She recently had her track “Beekeeper” (also a title of a FANTASTIC Punch Brothers song) featured on iTunes as the “free download of the week.” Good press and an even better song. It’s one of those songs that will convey instantaneous emotional investment. It seems heavy from the incarnation and lyrics like “I wanna know all of the ribs in your cage/two by two, part of me lives in you and I’m a goddamn fool/just make your move, or get out of the game.” I look at it as a compelling song about the chase, and the ride you take throughout that whole process. And, if you’re anything like me, it’s quite a process. The song, like the process, seems to topsy-turvy itself giving power to each side of the narrative in a true push-pull result tally of sort. God, I hate being so emotional, but I love how she seems to soundtrack this maniacal moment to song, in such a visceral, yet down to Earth and realistic way.
The song that to me shows her range as a vocalist is “Pearls,” a song that, to me, plays off like a more complete “Fashion Coat” by The National. The song builds and builds in a methodical folk-rock song with elegantly stretching breathy vocals like a rubber band. Around the 3:10 mark in the song, there is a dramatic turn and she majestically sings the hook in a way I can’t get out of my head. It’s just so damn pretty…
“everywhere I wanna go
you’re never where I wanna go”
Which directly links to me to the aforementioned favorite National hook, from the album Sad Songs for Dirty Lovers…
“Everywhere I am is just another thing
Without you in it”
The song range of Fossils is dynamic in genre as well as instrumentation, with a shit-ton of variety including: Guitars, banjo, lap steel, pedal steel, accordion, fiddle, trumpet, Wurlitzer, mellotron, organ, and “Oh, Mama” even has what’s been billed as a “bourbon choir?”
Schlotzsky’s Deli has a slogan: Funny name, serious sandwich. I can’t help but think of that when I see the name Aoife O’Donovan. Her sister sings on the album too, with the name Fionnuala O’Donovan. I want to make name tags at that family reunion?!!? Perhaps her parents are Bob and Mary or something and have much childhood drama about having common folk names.
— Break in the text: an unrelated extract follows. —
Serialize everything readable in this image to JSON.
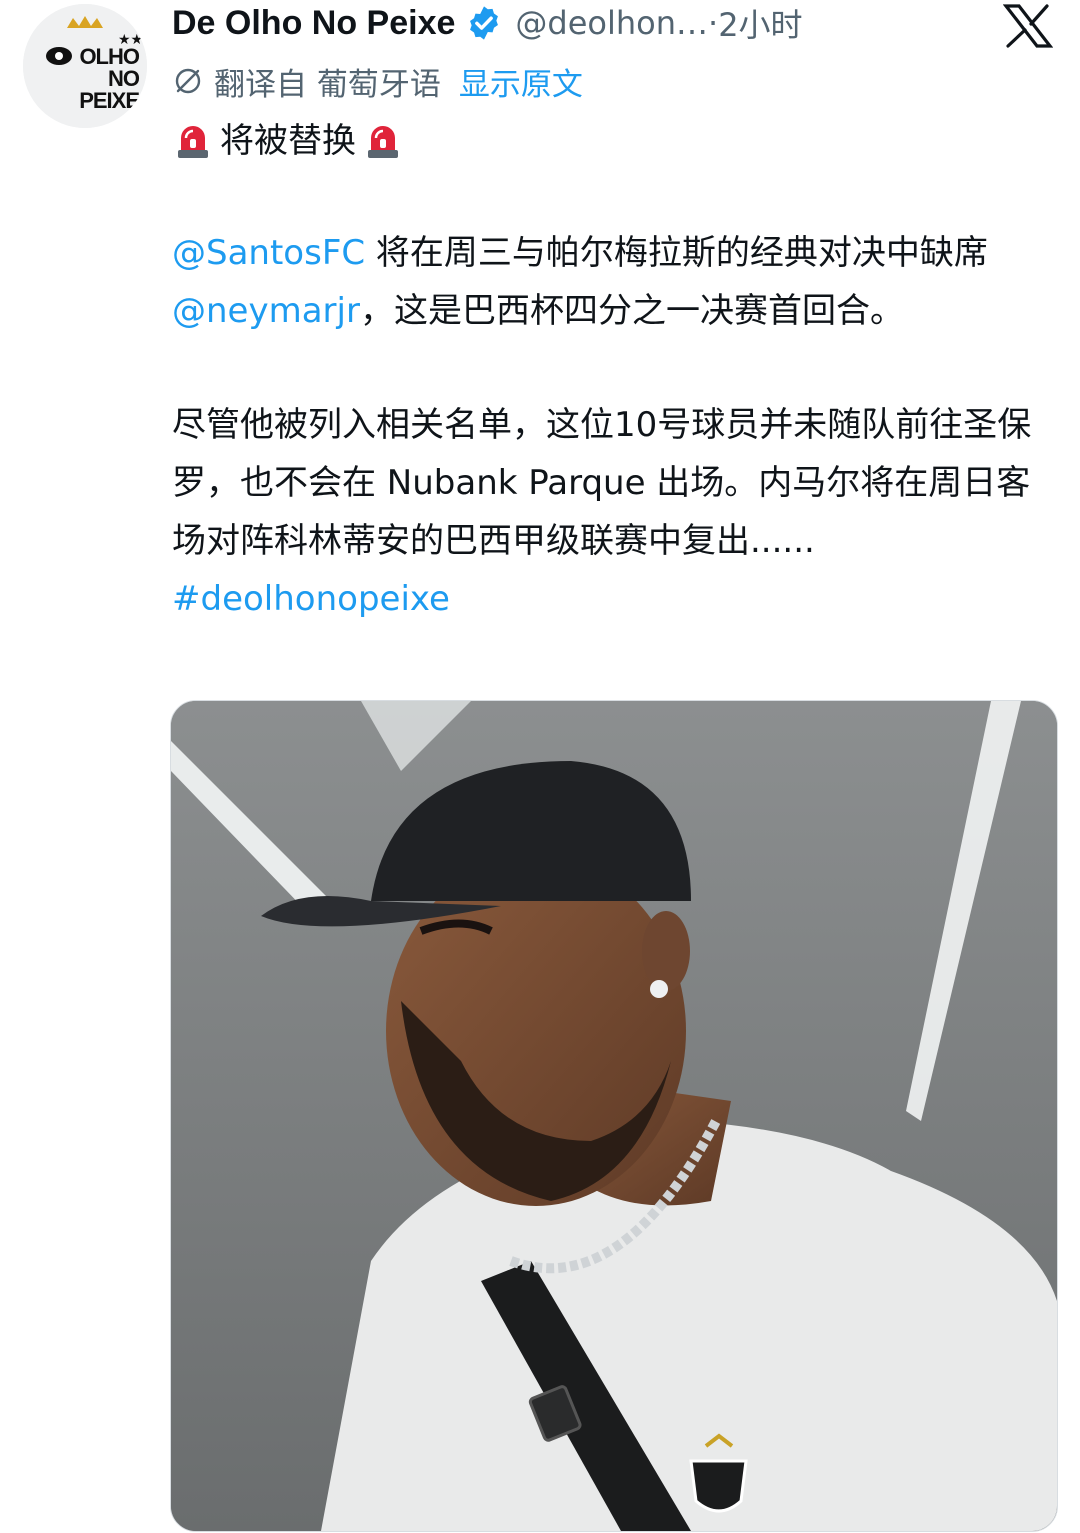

Anyway, the album is a serious, legit, must have piece of art for the summer. July 4th is coming up. Dig your toes into the sand, water and THIS ALBUM!